=== INSTRUCTIONS TO FOLLOW ===
Give an exact copy of every entry.

=== Excerpts from an interface dataset ===
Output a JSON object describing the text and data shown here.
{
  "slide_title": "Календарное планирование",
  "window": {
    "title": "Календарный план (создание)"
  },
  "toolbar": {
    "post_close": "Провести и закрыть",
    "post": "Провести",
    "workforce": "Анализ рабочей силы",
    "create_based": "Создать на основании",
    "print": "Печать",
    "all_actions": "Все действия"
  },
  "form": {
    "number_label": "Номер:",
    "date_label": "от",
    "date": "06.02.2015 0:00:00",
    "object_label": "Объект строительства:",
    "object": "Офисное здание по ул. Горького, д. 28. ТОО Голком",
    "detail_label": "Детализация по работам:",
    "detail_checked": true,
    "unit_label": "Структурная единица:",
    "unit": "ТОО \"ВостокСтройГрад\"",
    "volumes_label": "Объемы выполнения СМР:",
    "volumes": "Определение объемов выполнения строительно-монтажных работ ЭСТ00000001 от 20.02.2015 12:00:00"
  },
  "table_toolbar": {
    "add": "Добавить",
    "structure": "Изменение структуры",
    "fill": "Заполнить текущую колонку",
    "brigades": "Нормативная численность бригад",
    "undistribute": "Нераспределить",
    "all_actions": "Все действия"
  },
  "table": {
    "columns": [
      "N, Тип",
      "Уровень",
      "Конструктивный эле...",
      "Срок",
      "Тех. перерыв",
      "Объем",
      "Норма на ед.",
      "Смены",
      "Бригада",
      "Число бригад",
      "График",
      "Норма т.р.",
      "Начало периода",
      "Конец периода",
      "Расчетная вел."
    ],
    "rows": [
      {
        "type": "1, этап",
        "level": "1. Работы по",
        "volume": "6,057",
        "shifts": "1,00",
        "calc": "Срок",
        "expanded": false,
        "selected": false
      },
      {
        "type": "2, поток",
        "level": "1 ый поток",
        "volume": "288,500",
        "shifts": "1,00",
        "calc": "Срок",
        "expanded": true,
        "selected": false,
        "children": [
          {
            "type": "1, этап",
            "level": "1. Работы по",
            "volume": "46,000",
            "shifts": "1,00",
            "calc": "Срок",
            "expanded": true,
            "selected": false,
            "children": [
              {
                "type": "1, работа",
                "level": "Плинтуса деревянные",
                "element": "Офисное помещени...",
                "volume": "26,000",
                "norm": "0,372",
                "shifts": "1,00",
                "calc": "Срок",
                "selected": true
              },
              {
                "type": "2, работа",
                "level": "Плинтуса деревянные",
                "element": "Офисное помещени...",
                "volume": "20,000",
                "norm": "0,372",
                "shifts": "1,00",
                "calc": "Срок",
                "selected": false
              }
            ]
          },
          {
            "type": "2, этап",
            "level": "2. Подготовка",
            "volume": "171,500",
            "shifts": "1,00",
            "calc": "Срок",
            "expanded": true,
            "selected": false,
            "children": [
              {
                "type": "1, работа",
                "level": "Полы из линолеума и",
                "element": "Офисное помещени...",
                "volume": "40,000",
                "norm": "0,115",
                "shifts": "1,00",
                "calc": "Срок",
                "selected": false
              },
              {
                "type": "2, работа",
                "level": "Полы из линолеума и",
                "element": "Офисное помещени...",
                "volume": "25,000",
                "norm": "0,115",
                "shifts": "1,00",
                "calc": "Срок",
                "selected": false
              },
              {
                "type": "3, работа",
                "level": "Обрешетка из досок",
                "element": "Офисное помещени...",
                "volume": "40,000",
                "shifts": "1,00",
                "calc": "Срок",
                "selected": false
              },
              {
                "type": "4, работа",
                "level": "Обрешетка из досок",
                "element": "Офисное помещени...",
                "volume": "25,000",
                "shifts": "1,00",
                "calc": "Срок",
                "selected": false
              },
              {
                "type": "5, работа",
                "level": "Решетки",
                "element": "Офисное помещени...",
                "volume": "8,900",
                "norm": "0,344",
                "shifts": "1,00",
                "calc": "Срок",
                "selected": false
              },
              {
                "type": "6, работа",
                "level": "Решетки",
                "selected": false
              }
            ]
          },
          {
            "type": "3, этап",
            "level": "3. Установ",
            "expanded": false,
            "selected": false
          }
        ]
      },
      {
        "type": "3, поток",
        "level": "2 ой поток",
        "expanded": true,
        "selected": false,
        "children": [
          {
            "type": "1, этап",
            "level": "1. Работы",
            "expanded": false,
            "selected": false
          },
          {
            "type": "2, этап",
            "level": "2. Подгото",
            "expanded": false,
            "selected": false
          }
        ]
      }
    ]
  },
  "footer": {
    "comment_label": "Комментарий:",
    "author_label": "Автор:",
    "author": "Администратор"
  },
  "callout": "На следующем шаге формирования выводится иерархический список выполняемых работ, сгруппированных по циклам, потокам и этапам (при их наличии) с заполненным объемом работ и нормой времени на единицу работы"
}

=== ANSWER TO THIS TASK ===
Output a JSON object describing the text and data shown here.
{
  "slide_title": "Календарное планирование",
  "window": {
    "title": "Календарный план (создание)"
  },
  "toolbar": {
    "post_close": "Провести и закрыть",
    "post": "Провести",
    "workforce": "Анализ рабочей силы",
    "create_based": "Создать на основании",
    "print": "Печать",
    "all_actions": "Все действия"
  },
  "form": {
    "number_label": "Номер:",
    "date_label": "от",
    "date": "06.02.2015 0:00:00",
    "object_label": "Объект строительства:",
    "object": "Офисное здание по ул. Горького, д. 28. ТОО Голком",
    "detail_label": "Детализация по работам:",
    "detail_checked": true,
    "unit_label": "Структурная единица:",
    "unit": "ТОО \"ВостокСтройГрад\"",
    "volumes_label": "Объемы выполнения СМР:",
    "volumes": "Определение объемов выполнения строительно-монтажных работ ЭСТ00000001 от 20.02.2015 12:00:00"
  },
  "table_toolbar": {
    "add": "Добавить",
    "structure": "Изменение структуры",
    "fill": "Заполнить текущую колонку",
    "brigades": "Нормативная численность бригад",
    "undistribute": "Нераспределить",
    "all_actions": "Все действия"
  },
  "table": {
    "columns": [
      "N, Тип",
      "Уровень",
      "Конструктивный эле...",
      "Срок",
      "Тех. перерыв",
      "Объем",
      "Норма на ед.",
      "Смены",
      "Бригада",
      "Число бригад",
      "График",
      "Норма т.р.",
      "Начало периода",
      "Конец периода",
      "Расчетная вел."
    ],
    "rows": [
      {
        "type": "1, этап",
        "level": "1. Работы по",
        "volume": "6,057",
        "shifts": "1,00",
        "calc": "Срок",
        "expanded": false,
        "selected": false
      },
      {
        "type": "2, поток",
        "level": "1 ый поток",
        "volume": "288,500",
        "shifts": "1,00",
        "calc": "Срок",
        "expanded": true,
        "selected": false,
        "children": [
          {
            "type": "1, этап",
            "level": "1. Работы по",
            "volume": "46,000",
            "shifts": "1,00",
            "calc": "Срок",
            "expanded": true,
            "selected": false,
            "children": [
              {
                "type": "1, работа",
                "level": "Плинтуса деревянные",
                "element": "Офисное помещени...",
                "volume": "26,000",
                "norm": "0,372",
                "shifts": "1,00",
                "calc": "Срок",
                "selected": true
              },
              {
                "type": "2, работа",
                "level": "Плинтуса деревянные",
                "element": "Офисное помещени...",
                "volume": "20,000",
                "norm": "0,372",
                "shifts": "1,00",
                "calc": "Срок",
                "selected": false
              }
            ]
          },
          {
            "type": "2, этап",
            "level": "2. Подготовка",
            "volume": "171,500",
            "shifts": "1,00",
            "calc": "Срок",
            "expanded": true,
            "selected": false,
            "children": [
              {
                "type": "1, работа",
                "level": "Полы из линолеума и",
                "element": "Офисное помещени...",
                "volume": "40,000",
                "norm": "0,115",
                "shifts": "1,00",
                "calc": "Срок",
                "selected": false
              },
              {
                "type": "2, работа",
                "level": "Полы из линолеума и",
                "element": "Офисное помещени...",
                "volume": "25,000",
                "norm": "0,115",
                "shifts": "1,00",
                "calc": "Срок",
                "selected": false
              },
              {
                "type": "3, работа",
                "level": "Обрешетка из досок",
                "element": "Офисное помещени...",
                "volume": "40,000",
                "shifts": "1,00",
                "calc": "Срок",
                "selected": false
              },
              {
                "type": "4, работа",
                "level": "Обрешетка из досок",
                "element": "Офисное помещени...",
                "volume": "25,000",
                "shifts": "1,00",
                "calc": "Срок",
                "selected": false
              },
              {
                "type": "5, работа",
                "level": "Решетки",
                "element": "Офисное помещени...",
                "volume": "8,900",
                "norm": "0,344",
                "shifts": "1,00",
                "calc": "Срок",
                "selected": false
              },
              {
                "type": "6, работа",
                "level": "Решетки",
                "selected": false
              }
            ]
          },
          {
            "type": "3, этап",
            "level": "3. Установ",
            "expanded": false,
            "selected": false
          }
        ]
      },
      {
        "type": "3, поток",
        "level": "2 ой поток",
        "expanded": true,
        "selected": false,
        "children": [
          {
            "type": "1, этап",
            "level": "1. Работы",
            "expanded": false,
            "selected": false
          },
          {
            "type": "2, этап",
            "level": "2. Подгото",
            "expanded": false,
            "selected": false
          }
        ]
      }
    ]
  },
  "footer": {
    "comment_label": "Комментарий:",
    "author_label": "Автор:",
    "author": "Администратор"
  },
  "callout": "На следующем шаге формирования выводится иерархический список выполняемых работ, сгруппированных по циклам, потокам и этапам (при их наличии) с заполненным объемом работ и нормой времени на единицу работы"
}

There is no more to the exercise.